Lesson 4 – Editing Your Lettering in Photoshop CC


Welcome to Lesson 4! Congratulations on making it this far! We’ve covered a lot of ground so far and you’ve already done so much: learned about the tools of the trade, different lettering styles, experimented with how a brush pen behaves, and created your first word!

I’m going to keep you on your toes and change things up a bit now. We’re going to leave our pens and paper behind and see what can be done with one of the most ubiquitous and powerful pieces of software in the design and art world – Adobe Photoshop CC.

Because this is a bit of a bigger topic than what we’ve done so far I’m going to break this lesson into 2 parts.

Lesson Goal

We’re going to create a piece of lettering art with our brush pens, bring it into Photoshop, remove the background, change the colour, and place it over a photo. The finished version of what we'll be making is just up the top of this page, next to the title.

The first thing I want to say is this:

Don’t be intimidated.

Photoshop can seem overwhelmingly intimidating! I remember vividly the first time I used it – all I wanted to do was draw cartoons and there were menus and layers and alien-looking tools everywhere! I accidentally turned a layer off and thought I’d lost my file forever.

The problem here is that Photoshop is so powerful, so malleable, that it can be used for almost countlessdesign/art/photography/lettering/movie-making/animating tasks, and its menus and functions reflect this.

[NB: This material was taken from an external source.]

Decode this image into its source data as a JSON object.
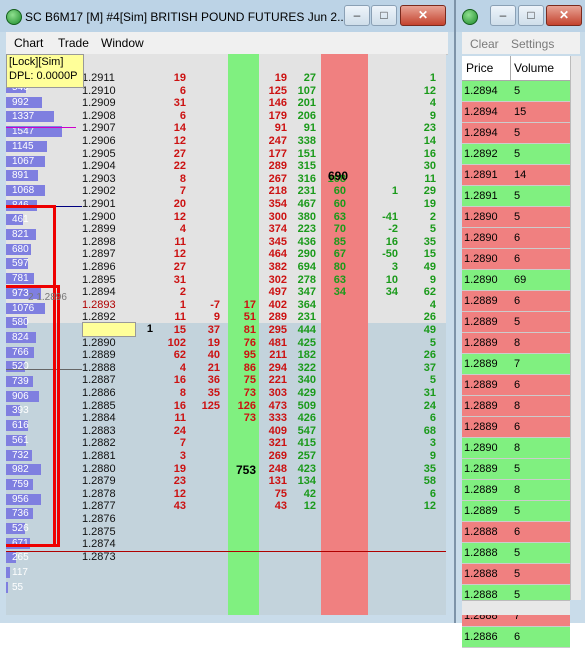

Let’s stay calm though, as I have great news for you! This is the secret – we want to use Photoshop for LETTERING! Which means we can ignore 99% of Photoshop’s tools and functions, and focus only on those that matter to us. Woohoo!

However, this lesson does assume some basic understanding of Photoshop – what layers are, how to open and save files, the general theory behind working with images. If you’d like me to create a tutorial starting from the very beginning, covering all the basics of Photoshop and working up let me know in the comments!

Let’s get started.

Create your word

The first thing to do is to draw a word! Using your new skills in creating shapes with your brush pen, choose a moderately short word and draw it with your brush pen. I’ve chosen the word ‘imagine’.

Don’t be discouraged if your word doesn’t come out how you’d like it to the very first time – remember this is drawing a word, not writing it, and it may take a few re-draws until you’re happy with it! I filled 3 pages in my sketchbook with ‘imagines’ before I was happy, tweaking and changing each one as I went!

Great! Now that you have your word, take a photo of it – an iPhone-level camera is perfect. The trick here is to try and get an even balance of light – no shadows cast by your head or your hand holding your phone! Here’s what mine looks like, completely un-edited, it even has my thumb in the corner:

Start Photoshopping

Transfer this photo to your computer in whichever way is easiest for you and let’s get this Photoshop show on the road! First things first, let’s get this guy into Photoshop! I’m just going to drag mine directly on top of the Photoshop icon.

Remove the background

We now want to cut out just the lettering part from the photo. For this we’re going to use the Polygonal Lasso tool. Select it either by pressing the (L) key on your keyboard, or clicking this icon in the icon list on the left side of your Photoshop window.

With the Polygonal Lasso tool selected, click a rough outline around your word, making sure to join up your selection with your original starting point.

With your selection still active (the blinking outline around your word), open the Edit menu using the button in the menu at the top of your screen, then click Cut, and finally, open the Edit menu again and click Paste. Alternatively, feel free to use the corresponding Copy and Paste keyboard shortcuts if you prefer!

You’ll notice a second Layer has appeared in Layers panel on the right hand side of your screen. This is a good thing, and we only want to keep one of these layers! Drag the layer that does not have your cut out lettering piece on it (it will most likely be called Background) into the tiny Photoshop rubbish bin icon in the bottom right of your screen:

Awesome! This is a huge lesson, so we’re going to break it up into two parts. Let’s leave this as is and pick up tomorrow to finish it off!

Let me know in the comments if you have any questions about any of these steps, and I’ll see you tomorrow for your final lesson!